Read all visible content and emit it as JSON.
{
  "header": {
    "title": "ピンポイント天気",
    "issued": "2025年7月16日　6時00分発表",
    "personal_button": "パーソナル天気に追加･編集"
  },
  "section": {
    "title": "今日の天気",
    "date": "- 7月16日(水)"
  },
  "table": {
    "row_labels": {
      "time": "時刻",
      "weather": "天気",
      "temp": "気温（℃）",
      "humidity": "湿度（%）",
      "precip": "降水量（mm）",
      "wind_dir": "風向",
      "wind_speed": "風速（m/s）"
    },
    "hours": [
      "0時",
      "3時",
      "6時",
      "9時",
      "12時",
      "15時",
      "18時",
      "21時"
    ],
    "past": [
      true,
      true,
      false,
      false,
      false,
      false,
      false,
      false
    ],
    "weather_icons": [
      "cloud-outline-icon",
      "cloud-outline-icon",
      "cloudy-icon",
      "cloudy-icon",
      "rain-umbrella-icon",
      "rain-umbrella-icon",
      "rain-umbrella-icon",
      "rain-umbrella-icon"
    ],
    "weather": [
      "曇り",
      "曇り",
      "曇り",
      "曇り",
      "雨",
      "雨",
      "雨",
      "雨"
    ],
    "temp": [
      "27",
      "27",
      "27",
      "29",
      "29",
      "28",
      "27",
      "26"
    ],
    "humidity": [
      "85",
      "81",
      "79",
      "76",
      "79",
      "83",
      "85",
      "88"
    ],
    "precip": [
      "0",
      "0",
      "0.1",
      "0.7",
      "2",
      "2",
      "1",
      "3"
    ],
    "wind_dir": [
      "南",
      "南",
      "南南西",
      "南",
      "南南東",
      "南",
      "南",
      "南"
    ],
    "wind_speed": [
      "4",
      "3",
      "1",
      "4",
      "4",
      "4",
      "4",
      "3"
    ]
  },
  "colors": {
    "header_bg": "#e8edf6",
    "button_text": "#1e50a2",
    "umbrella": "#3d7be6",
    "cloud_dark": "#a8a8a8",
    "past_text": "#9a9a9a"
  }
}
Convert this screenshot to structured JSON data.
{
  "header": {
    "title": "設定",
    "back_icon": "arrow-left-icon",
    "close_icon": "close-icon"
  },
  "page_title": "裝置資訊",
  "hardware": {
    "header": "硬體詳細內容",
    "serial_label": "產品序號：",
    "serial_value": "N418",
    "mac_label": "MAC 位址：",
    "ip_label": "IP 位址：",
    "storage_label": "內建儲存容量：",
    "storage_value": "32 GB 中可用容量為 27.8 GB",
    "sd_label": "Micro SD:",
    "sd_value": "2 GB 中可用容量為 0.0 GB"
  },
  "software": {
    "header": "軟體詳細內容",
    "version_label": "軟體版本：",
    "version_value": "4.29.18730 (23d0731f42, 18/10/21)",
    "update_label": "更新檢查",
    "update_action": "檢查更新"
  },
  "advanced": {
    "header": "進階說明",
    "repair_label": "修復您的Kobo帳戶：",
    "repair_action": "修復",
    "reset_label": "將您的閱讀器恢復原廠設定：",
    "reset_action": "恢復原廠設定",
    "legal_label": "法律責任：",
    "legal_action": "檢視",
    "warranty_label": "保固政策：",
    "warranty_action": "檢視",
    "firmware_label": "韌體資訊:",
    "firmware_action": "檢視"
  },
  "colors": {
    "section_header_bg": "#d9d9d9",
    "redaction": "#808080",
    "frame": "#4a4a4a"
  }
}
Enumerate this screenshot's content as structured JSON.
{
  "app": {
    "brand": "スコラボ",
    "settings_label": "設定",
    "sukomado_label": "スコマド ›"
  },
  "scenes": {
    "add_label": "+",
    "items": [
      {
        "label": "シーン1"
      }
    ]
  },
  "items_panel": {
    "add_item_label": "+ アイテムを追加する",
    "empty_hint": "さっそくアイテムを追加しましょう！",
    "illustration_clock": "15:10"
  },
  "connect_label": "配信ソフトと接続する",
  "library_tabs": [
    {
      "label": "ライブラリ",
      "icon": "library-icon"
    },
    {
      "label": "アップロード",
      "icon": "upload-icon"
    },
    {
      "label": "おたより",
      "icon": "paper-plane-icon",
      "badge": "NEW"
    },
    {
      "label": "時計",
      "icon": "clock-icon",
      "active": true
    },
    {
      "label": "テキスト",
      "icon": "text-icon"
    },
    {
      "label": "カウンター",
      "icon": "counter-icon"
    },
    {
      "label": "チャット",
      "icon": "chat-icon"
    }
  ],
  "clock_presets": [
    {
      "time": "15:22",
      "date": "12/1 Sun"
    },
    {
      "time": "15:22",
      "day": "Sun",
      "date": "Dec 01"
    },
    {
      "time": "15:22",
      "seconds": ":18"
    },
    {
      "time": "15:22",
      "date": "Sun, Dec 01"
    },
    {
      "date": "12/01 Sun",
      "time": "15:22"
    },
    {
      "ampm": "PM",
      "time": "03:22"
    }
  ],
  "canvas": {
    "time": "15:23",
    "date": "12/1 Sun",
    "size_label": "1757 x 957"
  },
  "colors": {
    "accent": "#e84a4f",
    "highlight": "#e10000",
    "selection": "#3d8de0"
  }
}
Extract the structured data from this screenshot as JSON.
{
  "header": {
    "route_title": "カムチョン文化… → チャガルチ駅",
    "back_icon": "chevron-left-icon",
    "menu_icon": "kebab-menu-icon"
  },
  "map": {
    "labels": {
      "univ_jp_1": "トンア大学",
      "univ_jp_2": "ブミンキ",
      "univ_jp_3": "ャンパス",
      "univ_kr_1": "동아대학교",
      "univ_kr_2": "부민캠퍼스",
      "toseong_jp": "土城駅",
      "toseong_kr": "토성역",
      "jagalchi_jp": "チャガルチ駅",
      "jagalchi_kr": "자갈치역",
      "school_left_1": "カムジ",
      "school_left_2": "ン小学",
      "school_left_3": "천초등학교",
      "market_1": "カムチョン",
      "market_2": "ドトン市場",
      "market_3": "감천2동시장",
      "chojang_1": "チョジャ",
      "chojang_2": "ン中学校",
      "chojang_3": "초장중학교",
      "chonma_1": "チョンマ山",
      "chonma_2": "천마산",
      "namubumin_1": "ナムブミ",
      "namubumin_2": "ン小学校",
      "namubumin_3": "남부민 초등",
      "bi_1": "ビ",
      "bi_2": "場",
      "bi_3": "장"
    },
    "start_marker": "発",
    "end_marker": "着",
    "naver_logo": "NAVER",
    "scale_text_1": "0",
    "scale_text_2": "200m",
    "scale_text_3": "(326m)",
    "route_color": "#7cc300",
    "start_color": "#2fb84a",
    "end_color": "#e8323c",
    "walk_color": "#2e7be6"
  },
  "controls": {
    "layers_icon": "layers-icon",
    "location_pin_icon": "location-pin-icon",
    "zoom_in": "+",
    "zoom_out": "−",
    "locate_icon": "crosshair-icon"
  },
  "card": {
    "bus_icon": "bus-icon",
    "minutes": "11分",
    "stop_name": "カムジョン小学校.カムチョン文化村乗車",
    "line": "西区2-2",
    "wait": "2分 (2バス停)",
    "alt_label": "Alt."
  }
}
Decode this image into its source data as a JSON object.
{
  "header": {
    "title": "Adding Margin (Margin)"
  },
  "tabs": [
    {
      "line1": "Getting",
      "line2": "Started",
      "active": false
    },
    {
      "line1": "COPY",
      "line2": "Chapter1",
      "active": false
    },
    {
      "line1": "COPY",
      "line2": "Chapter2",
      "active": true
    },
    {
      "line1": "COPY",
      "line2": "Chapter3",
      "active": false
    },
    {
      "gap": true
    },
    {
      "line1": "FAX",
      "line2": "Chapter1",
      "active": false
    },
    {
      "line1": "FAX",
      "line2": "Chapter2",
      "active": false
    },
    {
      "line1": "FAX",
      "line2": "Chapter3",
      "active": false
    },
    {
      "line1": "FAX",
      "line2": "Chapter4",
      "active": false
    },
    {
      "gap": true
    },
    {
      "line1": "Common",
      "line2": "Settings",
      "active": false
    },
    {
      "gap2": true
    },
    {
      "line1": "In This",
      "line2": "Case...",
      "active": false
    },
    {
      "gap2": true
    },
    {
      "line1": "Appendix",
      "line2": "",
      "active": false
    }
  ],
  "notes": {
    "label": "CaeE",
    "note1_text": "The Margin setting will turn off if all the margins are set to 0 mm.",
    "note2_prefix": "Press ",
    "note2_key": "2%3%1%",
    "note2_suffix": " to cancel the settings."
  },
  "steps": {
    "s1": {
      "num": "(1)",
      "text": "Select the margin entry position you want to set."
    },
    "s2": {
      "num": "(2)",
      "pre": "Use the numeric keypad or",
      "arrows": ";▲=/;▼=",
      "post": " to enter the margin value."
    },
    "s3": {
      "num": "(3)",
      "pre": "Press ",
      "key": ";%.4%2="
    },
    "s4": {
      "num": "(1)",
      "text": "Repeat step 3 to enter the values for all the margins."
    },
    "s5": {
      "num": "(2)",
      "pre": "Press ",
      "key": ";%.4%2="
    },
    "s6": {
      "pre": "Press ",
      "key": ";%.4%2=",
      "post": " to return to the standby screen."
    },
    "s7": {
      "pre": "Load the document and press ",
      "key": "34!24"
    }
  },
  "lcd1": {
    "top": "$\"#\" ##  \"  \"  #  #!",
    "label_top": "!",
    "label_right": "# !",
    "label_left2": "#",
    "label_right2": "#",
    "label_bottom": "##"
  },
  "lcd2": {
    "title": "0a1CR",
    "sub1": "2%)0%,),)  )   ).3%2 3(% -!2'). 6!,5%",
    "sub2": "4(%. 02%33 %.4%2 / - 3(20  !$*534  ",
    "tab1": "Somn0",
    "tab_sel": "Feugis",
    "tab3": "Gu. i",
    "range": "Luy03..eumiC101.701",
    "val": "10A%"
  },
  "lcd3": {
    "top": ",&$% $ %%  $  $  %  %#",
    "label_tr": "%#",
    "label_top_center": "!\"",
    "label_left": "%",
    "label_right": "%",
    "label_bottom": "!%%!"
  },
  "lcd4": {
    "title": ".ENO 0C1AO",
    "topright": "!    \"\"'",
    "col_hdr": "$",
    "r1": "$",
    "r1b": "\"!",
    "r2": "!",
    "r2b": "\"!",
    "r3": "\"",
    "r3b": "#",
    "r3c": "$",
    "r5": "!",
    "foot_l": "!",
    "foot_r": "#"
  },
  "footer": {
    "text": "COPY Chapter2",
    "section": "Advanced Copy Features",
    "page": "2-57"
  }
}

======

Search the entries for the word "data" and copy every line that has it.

Convert this screenshot to structured JSON data.
Extract the structured data from this screenshot as JSON.
Decode this image into its source data as a JSON object.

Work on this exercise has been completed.